“It causes mild fever and rash. Other symptoms include muscle pain, joint pain, headache, pain behind the eyes and conjunctivitis. Zika virus disease is usually mild, with symptoms lasting only a few days,” the website states. “To date, there have been no reported deaths associated with Zika virus,” it added.
Critics suspect that the crisis is being manipulated to advance an anti-human agenda on the pre-born.
“Is Zika, actually, a hideous virus that threatens to spread uncontrollably across the world creating an army of disabled children with tiny heads and low IQ’s? Or might this be a willful misinterpretation of the scarce data to manipulate public opinion and legislatures?” wrote pro-life critic Mei-Li Garcia earlier this week.
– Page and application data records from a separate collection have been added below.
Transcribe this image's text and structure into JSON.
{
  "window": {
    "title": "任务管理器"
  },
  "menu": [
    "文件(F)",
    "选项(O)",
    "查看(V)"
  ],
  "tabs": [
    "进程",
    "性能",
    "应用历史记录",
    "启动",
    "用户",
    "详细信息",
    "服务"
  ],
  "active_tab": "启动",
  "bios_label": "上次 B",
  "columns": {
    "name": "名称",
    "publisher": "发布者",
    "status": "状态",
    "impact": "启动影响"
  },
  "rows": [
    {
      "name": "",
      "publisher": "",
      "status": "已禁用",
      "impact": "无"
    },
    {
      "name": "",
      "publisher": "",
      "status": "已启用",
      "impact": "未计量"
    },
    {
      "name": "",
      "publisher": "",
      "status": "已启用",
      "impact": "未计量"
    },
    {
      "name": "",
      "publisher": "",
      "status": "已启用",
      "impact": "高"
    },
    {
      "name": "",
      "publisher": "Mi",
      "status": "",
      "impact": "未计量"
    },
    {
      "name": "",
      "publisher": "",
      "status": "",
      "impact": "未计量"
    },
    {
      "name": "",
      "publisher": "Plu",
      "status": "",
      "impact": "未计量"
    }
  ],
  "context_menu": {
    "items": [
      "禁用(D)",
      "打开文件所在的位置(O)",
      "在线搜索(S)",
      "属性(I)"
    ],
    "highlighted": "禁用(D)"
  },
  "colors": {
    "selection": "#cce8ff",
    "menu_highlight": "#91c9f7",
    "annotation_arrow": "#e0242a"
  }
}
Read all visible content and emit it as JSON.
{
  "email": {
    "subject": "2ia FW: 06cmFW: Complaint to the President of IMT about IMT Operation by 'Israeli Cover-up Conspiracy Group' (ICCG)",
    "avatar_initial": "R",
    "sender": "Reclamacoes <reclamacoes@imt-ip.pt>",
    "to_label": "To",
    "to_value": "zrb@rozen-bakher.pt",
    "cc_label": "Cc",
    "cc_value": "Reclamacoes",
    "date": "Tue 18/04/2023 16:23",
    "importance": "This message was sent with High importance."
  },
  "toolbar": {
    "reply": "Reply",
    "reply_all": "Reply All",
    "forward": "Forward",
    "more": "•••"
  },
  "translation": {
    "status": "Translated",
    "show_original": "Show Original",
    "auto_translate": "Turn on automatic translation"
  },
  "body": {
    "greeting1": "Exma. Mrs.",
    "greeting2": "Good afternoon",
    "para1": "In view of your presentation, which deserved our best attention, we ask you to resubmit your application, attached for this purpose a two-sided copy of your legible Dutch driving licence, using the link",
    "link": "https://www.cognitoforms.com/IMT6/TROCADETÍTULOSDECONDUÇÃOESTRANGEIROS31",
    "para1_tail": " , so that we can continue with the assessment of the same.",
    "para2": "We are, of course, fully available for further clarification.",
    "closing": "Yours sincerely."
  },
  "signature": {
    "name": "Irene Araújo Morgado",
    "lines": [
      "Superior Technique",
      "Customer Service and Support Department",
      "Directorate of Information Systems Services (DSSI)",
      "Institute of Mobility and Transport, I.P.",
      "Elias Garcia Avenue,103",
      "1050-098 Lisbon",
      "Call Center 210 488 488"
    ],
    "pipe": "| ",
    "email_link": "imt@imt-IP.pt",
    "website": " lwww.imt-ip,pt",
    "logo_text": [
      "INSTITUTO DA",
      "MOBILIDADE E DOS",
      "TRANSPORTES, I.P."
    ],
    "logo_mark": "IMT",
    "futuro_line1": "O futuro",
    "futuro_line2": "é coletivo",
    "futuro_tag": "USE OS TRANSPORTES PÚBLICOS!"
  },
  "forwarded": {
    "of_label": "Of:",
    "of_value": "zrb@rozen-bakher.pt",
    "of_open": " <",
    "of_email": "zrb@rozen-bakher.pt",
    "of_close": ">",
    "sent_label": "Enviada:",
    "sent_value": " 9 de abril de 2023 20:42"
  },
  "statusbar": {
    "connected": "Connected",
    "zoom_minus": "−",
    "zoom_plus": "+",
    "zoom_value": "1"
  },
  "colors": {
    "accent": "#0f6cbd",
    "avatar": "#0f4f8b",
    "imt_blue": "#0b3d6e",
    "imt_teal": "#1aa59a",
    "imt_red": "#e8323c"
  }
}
“It becomes very clear that the publicity surrounding this story has a very little to do with medicine and a lot to do with a convenient crisis that is being used by those pushing for the legalization of abortion around the world,” she wrote.
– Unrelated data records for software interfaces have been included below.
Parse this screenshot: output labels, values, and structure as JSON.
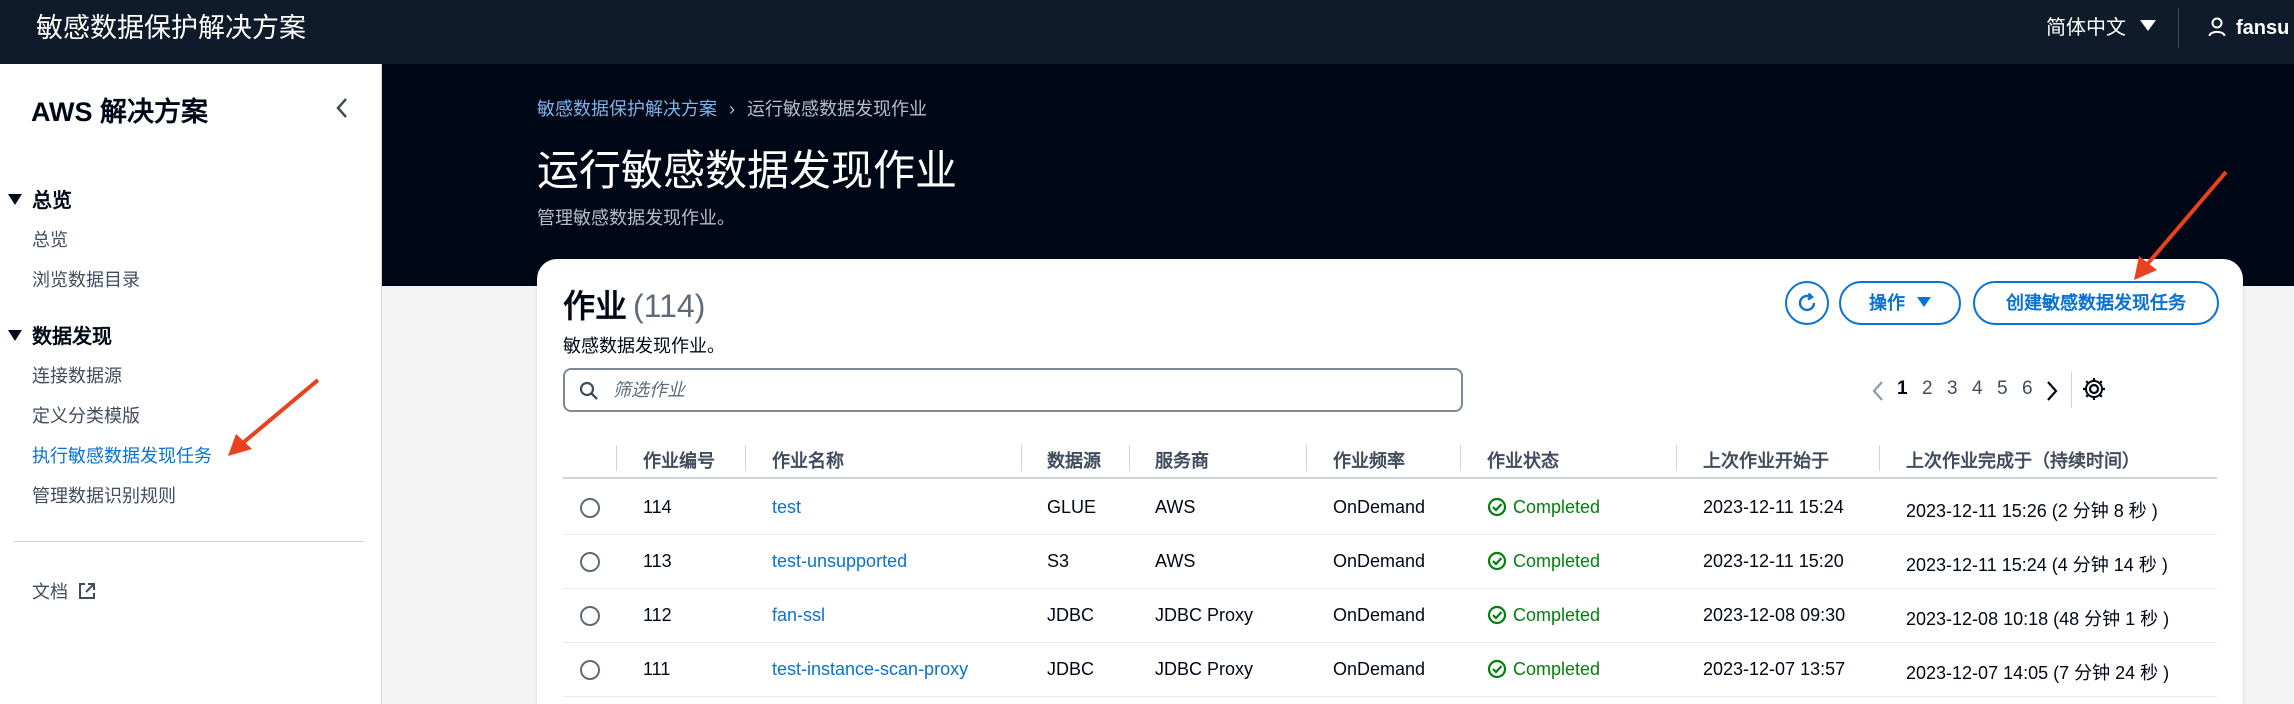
{
  "topbar": {
    "brand": "敏感数据保护解决方案",
    "language": "简体中文",
    "user": "fansu"
  },
  "sidebar": {
    "title": "AWS 解决方案",
    "sections": [
      {
        "label": "总览",
        "items": [
          "总览",
          "浏览数据目录"
        ]
      },
      {
        "label": "数据发现",
        "items": [
          "连接数据源",
          "定义分类模版",
          "执行敏感数据发现任务",
          "管理数据识别规则"
        ]
      }
    ],
    "active_item": "执行敏感数据发现任务",
    "docs_label": "文档"
  },
  "header": {
    "breadcrumbs": [
      "敏感数据保护解决方案",
      "运行敏感数据发现作业"
    ],
    "title": "运行敏感数据发现作业",
    "description": "管理敏感数据发现作业。"
  },
  "jobs": {
    "title": "作业",
    "count": "(114)",
    "description": "敏感数据发现作业。",
    "actions_label": "操作",
    "create_label": "创建敏感数据发现任务",
    "search_placeholder": "筛选作业",
    "pagination": {
      "current": "1",
      "pages": [
        "2",
        "3",
        "4",
        "5",
        "6"
      ]
    },
    "columns": [
      "作业编号",
      "作业名称",
      "数据源",
      "服务商",
      "作业频率",
      "作业状态",
      "上次作业开始于",
      "上次作业完成于（持续时间）"
    ],
    "rows": [
      {
        "id": "114",
        "name": "test",
        "source": "GLUE",
        "provider": "AWS",
        "frequency": "OnDemand",
        "status": "Completed",
        "started": "2023-12-11 15:24",
        "finished": "2023-12-11 15:26 (2 分钟 8 秒 )"
      },
      {
        "id": "113",
        "name": "test-unsupported",
        "source": "S3",
        "provider": "AWS",
        "frequency": "OnDemand",
        "status": "Completed",
        "started": "2023-12-11 15:20",
        "finished": "2023-12-11 15:24 (4 分钟 14 秒 )"
      },
      {
        "id": "112",
        "name": "fan-ssl",
        "source": "JDBC",
        "provider": "JDBC Proxy",
        "frequency": "OnDemand",
        "status": "Completed",
        "started": "2023-12-08 09:30",
        "finished": "2023-12-08 10:18 (48 分钟 1 秒 )"
      },
      {
        "id": "111",
        "name": "test-instance-scan-proxy",
        "source": "JDBC",
        "provider": "JDBC Proxy",
        "frequency": "OnDemand",
        "status": "Completed",
        "started": "2023-12-07 13:57",
        "finished": "2023-12-07 14:05 (7 分钟 24 秒 )"
      }
    ]
  },
  "colors": {
    "topbar_bg": "#0f1b2a",
    "hero_bg": "#000716",
    "link": "#0972d3",
    "success": "#037f0c",
    "annotation_arrow": "#e8421e"
  }
}
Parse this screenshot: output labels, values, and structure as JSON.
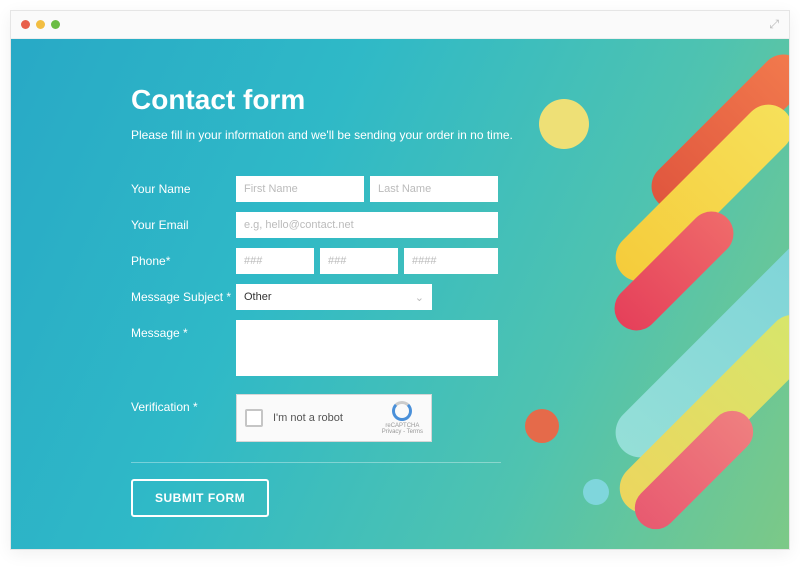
{
  "form": {
    "title": "Contact form",
    "subtitle": "Please fill in your information and we'll be sending your order in no time.",
    "labels": {
      "name": "Your Name",
      "email": "Your Email",
      "phone": "Phone*",
      "subject": "Message Subject *",
      "message": "Message *",
      "verification": "Verification *"
    },
    "placeholders": {
      "first_name": "First Name",
      "last_name": "Last Name",
      "email": "e.g, hello@contact.net",
      "phone1": "###",
      "phone2": "###",
      "phone3": "####"
    },
    "subject_value": "Other",
    "captcha_text": "I'm not a robot",
    "captcha_brand": "reCAPTCHA",
    "captcha_terms": "Privacy - Terms",
    "submit_label": "SUBMIT FORM"
  }
}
Hillary’s litmus test for Supreme Court picks: They must ‘preserve Roe v. Wade’
DERRY, NH, February 5, 2016 (LifeSiteNews) - Hillary Clinton has a litmus test for Supreme Court nominees - several, in fact. At a Democratic event on Wednesday, Clinton unveiled her criteria in selecting a judge for the nation's highest court.
“I do have a litmus test, I have a bunch of litmus tests," she said.
"We’ve got to make sure to preserve Roe v. Wade, not let it be nibbled away or repealed,” she said.
That echoes her recent call to arms speech before Planned Parenthood last month, when she stated that taxpayers must fund abortion-on-demand in order to uphold the "right" of choice.
“We have to preserve marriage equality,” Clinton said, referring to last summer's Obergefell v. Hodges case, a 5-4 ruling that redefined marriage nationwide. “We have to go further to end discrimination against the LGBT community."
Her views differentiate her from the Republican front runners. Ted Cruz has called the court's marriage ruling "fundamentally illegitimate," and Donald Trump told Fox News Sunday this week that he would "be very strong on putting certain judges on the bench that I think maybe could change things." Marco Rubio has said he won't "concede" the issue to the one-vote majority.
All Republican presidential hopefuls say they are pro-life and will defund Planned Parenthood.
Her husband, Bill Clinton, raised the makeup of the Supreme Court early last month in New Hampshire, saying it receives "almost no attention" as a campaign issue.
On Wednesday, Hillary said "the next president could get as many as three appointments. It’s one of the many reasons why we can’t turn the White House over to the Republicans again.”
Clinton said her judicial appointees must also reverse the Citizens United ruling on campaign finance and oppose a recent decision striking down a portion of the 1965 Voting Rights Act. In 2013's Shelby County v. Holder, justices struck down Section 4(b) of the act, which said that certain states and jurisdictions had to obtain permission from the federal government before changing their voting laws.
At one time, most politicians frowned upon any "litmus test" for judicial nominees, emphasizing the independence of the third branch of government. "I don't believe in litmus tests," Jeb Bush told Chuck Todd last November.
But with the rise of an activist judiciary in the middle of the 20th century, constitutionalists have sought to rein in the power of the bench.